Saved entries
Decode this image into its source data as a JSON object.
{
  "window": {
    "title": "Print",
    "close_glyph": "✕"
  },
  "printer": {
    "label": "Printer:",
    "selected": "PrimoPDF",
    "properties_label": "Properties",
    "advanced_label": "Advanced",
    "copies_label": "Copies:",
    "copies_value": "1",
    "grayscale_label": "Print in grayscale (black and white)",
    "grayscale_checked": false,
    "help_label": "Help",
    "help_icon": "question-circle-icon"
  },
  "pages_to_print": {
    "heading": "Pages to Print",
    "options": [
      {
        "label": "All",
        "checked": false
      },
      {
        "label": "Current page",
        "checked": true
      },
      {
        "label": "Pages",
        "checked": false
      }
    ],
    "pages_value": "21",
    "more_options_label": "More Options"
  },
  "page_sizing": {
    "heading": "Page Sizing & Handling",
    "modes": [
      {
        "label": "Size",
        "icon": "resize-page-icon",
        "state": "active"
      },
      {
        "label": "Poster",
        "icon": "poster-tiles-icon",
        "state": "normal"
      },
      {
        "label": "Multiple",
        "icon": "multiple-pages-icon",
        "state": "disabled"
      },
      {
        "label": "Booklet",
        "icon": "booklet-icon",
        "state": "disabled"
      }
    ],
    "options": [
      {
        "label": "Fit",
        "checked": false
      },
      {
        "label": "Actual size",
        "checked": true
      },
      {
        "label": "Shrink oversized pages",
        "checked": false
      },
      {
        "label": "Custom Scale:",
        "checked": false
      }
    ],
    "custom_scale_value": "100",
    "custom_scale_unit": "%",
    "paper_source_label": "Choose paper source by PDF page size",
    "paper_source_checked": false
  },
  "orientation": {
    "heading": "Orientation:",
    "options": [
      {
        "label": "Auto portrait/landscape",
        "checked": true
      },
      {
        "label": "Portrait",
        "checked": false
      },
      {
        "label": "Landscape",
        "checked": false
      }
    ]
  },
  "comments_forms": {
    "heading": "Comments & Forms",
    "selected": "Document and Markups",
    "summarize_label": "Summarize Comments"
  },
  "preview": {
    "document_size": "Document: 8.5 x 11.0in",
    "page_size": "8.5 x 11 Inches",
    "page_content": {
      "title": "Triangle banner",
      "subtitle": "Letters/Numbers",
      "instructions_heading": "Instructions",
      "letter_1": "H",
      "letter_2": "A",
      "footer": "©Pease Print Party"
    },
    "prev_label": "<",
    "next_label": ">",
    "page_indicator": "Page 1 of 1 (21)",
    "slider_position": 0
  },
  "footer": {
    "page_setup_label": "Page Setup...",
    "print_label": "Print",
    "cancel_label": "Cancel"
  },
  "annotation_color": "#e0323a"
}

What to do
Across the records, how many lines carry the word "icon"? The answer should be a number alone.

Solved problem
5